Each line in the data holding "this" should be listed.

::: DATA TO EXAMINE

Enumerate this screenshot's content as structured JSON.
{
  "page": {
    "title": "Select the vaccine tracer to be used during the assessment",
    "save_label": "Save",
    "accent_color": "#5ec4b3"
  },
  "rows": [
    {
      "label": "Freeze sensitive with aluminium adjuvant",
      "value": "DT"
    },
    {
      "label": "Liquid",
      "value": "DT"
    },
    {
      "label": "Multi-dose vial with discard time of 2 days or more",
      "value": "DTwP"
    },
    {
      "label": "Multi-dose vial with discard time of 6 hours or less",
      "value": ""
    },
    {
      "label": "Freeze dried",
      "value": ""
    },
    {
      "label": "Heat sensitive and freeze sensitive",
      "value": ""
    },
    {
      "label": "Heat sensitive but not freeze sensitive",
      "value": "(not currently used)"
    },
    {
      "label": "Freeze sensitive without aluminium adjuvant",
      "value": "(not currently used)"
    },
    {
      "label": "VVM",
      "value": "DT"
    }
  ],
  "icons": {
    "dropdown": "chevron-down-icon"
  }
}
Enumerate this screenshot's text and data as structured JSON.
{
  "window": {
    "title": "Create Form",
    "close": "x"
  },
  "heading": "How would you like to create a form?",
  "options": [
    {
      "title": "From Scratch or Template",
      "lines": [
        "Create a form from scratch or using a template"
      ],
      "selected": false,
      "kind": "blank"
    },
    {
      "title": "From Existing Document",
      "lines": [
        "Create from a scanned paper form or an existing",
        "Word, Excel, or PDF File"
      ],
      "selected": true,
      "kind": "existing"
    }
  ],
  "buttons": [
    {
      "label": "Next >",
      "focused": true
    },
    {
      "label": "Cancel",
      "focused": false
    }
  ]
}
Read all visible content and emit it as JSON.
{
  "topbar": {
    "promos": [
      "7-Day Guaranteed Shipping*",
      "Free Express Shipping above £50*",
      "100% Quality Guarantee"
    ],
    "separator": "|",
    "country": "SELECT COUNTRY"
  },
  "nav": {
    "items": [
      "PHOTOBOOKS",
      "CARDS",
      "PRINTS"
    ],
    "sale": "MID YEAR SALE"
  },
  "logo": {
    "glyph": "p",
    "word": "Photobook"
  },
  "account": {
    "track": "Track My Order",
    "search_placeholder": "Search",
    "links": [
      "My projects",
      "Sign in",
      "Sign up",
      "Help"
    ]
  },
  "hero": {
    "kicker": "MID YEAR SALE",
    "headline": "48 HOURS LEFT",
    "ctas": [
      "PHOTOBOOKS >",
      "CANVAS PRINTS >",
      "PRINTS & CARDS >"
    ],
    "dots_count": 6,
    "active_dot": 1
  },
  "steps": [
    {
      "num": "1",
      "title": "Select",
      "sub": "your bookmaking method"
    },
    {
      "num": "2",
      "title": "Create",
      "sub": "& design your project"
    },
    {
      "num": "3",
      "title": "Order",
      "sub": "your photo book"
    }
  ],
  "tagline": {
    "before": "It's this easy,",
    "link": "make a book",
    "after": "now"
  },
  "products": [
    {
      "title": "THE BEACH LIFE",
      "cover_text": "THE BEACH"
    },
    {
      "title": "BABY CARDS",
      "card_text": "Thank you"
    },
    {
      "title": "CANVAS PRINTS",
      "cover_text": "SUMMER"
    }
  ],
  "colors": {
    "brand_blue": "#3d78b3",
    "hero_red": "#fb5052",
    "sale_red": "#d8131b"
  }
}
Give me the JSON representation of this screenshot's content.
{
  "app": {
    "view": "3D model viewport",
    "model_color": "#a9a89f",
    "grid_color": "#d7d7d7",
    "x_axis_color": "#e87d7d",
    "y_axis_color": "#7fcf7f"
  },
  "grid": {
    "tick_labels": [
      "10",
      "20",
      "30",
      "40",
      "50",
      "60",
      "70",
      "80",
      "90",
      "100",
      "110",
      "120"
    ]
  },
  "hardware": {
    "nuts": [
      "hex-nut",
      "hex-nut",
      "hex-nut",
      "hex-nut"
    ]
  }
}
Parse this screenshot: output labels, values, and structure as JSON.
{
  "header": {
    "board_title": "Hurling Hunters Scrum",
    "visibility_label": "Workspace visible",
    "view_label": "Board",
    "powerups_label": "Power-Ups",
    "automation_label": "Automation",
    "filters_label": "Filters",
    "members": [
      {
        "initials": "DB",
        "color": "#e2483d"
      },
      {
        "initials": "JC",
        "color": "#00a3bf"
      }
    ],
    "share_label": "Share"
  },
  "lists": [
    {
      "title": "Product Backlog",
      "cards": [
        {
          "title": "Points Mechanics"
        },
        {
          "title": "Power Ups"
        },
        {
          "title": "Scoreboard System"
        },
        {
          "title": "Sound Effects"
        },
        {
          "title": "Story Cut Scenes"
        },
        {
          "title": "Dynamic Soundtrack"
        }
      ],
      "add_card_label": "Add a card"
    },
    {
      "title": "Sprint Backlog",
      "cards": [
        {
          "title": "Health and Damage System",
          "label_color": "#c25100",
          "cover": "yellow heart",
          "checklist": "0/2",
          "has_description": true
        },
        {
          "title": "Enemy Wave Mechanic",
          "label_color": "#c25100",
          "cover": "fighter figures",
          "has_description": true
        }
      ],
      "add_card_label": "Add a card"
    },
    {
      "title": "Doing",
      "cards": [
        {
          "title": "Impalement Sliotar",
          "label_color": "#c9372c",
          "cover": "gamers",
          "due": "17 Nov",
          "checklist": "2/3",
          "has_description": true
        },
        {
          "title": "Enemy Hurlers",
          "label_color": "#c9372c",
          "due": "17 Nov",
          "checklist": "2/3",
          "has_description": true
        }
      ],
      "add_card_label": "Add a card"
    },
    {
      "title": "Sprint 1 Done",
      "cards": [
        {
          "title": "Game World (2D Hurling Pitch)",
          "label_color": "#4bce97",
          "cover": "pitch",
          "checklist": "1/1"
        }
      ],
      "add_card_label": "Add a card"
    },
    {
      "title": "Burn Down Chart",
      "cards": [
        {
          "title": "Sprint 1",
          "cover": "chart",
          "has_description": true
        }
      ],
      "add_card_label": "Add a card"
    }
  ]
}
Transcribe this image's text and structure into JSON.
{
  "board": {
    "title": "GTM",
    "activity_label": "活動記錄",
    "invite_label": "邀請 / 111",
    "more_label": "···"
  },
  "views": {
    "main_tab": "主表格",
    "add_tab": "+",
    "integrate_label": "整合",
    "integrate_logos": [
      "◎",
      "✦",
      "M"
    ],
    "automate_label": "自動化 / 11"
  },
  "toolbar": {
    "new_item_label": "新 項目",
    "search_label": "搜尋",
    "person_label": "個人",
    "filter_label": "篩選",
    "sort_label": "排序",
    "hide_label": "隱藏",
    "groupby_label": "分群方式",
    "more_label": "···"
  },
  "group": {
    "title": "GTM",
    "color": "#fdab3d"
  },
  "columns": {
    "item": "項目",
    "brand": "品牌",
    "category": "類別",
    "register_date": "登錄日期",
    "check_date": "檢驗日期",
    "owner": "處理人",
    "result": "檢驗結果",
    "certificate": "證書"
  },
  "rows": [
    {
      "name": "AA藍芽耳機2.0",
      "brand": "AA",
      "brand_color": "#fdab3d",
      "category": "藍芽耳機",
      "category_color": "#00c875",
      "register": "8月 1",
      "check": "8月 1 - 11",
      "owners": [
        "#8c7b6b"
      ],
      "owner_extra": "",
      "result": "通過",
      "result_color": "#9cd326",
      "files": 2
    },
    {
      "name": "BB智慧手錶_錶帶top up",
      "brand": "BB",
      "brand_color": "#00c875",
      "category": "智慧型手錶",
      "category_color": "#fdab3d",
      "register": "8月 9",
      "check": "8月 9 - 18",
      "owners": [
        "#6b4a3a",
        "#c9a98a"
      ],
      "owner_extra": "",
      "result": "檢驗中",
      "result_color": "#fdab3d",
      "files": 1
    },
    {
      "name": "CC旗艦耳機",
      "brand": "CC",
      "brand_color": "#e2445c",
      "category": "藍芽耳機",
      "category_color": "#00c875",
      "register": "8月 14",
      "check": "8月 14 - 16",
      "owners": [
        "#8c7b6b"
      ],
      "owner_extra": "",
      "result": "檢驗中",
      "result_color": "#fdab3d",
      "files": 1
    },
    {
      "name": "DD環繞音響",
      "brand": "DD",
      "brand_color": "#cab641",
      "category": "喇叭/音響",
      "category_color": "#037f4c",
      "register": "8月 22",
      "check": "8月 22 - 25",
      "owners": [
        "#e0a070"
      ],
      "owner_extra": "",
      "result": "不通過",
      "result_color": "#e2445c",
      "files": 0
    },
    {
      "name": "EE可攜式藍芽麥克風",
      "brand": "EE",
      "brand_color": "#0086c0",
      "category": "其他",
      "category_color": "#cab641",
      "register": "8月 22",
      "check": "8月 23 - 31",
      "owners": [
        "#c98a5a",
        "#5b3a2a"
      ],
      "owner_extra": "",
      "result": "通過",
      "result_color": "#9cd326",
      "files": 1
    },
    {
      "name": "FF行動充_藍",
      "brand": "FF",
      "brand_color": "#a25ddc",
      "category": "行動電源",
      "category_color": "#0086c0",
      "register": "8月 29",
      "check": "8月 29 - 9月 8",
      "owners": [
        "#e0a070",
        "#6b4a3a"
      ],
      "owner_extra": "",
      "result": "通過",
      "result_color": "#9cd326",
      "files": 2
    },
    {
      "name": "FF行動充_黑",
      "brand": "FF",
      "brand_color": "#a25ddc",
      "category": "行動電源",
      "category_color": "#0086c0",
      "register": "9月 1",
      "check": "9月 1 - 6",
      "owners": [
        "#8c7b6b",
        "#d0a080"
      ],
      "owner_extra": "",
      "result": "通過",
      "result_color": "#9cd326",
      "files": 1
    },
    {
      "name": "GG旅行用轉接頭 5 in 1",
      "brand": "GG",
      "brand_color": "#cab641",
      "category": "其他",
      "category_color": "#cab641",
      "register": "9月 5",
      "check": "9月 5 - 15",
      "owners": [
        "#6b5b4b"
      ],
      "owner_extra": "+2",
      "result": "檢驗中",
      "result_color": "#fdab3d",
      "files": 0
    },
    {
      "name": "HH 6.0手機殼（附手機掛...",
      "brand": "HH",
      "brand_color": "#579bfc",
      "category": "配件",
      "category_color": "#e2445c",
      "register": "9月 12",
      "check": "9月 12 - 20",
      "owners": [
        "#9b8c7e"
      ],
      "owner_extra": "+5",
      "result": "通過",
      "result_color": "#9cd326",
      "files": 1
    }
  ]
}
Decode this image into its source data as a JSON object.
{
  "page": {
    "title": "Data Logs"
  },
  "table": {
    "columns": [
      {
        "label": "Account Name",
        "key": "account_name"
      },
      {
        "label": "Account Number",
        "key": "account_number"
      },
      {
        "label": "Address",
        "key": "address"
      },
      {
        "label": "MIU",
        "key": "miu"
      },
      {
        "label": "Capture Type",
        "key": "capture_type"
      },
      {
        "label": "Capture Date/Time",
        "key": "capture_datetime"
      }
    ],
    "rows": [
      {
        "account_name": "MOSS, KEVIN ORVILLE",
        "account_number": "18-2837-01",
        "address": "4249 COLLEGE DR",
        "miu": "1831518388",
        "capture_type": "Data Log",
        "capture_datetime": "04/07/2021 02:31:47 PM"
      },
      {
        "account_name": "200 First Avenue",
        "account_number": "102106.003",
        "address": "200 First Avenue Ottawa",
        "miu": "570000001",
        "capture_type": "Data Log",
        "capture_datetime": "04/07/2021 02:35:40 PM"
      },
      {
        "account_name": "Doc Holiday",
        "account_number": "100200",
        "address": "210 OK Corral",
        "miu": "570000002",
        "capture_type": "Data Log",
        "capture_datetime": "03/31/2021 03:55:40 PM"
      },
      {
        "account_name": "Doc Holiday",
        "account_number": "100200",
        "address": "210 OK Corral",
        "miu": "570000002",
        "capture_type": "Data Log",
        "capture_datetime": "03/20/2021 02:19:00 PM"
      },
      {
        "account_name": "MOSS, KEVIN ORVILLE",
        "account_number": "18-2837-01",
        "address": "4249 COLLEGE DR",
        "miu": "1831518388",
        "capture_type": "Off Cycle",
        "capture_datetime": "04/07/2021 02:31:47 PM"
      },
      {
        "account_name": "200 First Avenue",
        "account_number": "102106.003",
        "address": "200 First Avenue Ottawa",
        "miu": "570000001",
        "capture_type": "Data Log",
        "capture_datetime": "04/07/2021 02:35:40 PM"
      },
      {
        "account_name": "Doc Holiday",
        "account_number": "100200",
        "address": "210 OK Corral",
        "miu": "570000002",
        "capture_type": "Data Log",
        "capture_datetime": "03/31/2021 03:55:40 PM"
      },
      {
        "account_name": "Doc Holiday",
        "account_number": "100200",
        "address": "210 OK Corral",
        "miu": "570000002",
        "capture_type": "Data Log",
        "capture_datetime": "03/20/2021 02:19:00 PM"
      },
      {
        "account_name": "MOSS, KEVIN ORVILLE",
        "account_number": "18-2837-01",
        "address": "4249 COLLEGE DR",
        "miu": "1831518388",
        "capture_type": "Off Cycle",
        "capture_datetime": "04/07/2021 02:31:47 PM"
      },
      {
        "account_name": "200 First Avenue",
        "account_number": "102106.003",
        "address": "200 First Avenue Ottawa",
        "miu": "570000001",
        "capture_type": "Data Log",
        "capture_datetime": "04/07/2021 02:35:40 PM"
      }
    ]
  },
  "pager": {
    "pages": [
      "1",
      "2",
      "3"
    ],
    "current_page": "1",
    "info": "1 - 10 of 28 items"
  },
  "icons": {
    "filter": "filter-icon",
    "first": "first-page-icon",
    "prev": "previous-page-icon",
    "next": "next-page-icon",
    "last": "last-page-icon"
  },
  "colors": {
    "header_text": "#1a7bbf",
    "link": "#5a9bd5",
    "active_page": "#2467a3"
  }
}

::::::

• [OUTPUT]:
Enumerate this screenshot's content as structured JSON.
Enumerate this screenshot's text and data as structured JSON.
    "before": "It's this easy,",
Give me the JSON representation of this screenshot's content.
Parse this screenshot: output labels, values, and structure as JSON.
Transcribe this image's text and structure into JSON.
Decode this image into its source data as a JSON object.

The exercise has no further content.